"For some people who played football back home, it's important to join a football team here," Roelof Stellingwerff, of the Netherlands, said after a recent game. "The whole week is about looking forward to the game and what follows."

And as can be imagined, the numbers ebb and flow in a pattern that is in synch with the expat population.

Flag football seems to draw more American expat athletes. The Moscow Flag Football League, which plays in the park behind the U.S. Embassy and at a Moscow State University field, just wrapped up its fourth season.

For MT
Broomball has been sweeping a growing number of Moscow expats off their feet.
What started initially as a pickup game among a small group of Americans has developed into a full-fledged league. There are no fixed teams or official scoring, but the mailing list now includes over 50 names, organizers said.

The group hopes to play teams from other cities, or perhaps in a tournament that includes St. Petersburg and Nizhny Novgorod, among others, but finding teams in those areas has proved challenging, said Dan Gotham, a league organizer. The idea of an inter-American football-rugby tournament against the Moscow Dragons has also been bandied about as a possible upcoming event.

As soon as the Moscow River thaws, another group is working to organize expat races using a fleet of 12 small dinghies starting in April. Each boat will pay 800 rubles for five hours -- the same price each of the Over 30 football players pays per game. Organizers expect that this year's races will be more informal, but that if they turn into a success, the coming years could see them become more formalized and competitive.

David Nitzsche-Bell, of Maryland, said he worked hard to form a volleyball league, but once he realized how costly it would be to rent space, he turned to an already-formed Russian league that plays on Sunday afternoons. The main sticking point: "It's hard to find a gym that you can get for a reasonable rate that's decent," he said.

The football league pays 20,000 rubles to play for 90 minutes, along with fees for referees. Even with the steep cost of playing, "if every expat knew about the opportunity, we would have 20 teams, and there are more expats coming into Moscow at the moment," said Nick Rees, who co-founded the league with fellow expat Darren Keane.

"It's escapism," Keane said. And in the summer, when it's real grass that flutters behind the players, "it's like being anywhere in Europe. You don't feel like you're in Moscow anymore."

Where to Play

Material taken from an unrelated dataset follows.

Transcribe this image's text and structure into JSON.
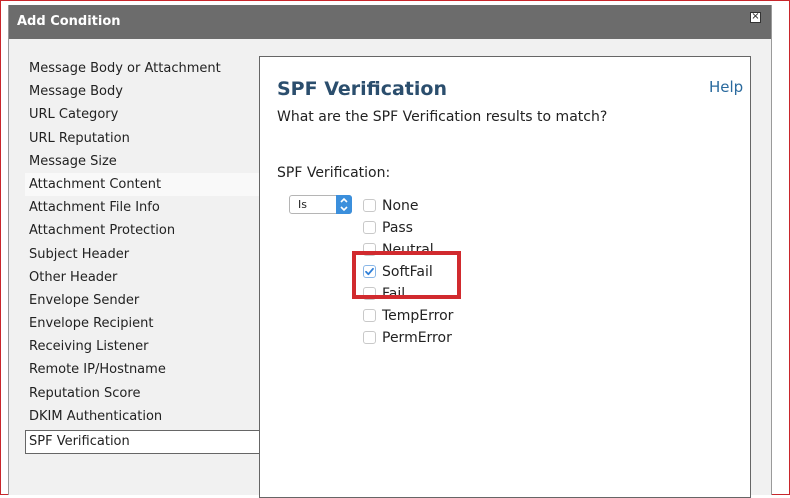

Over 30s Expat League. Contact: Nick Rees,

Moscow Dragons. Contact:

Moscow Flag Football League.
Contact: Daniel Gotham,

Moscow Broomball League. Contact: Andrew Mullen,

Boat races.
Contact: Martin Folwell,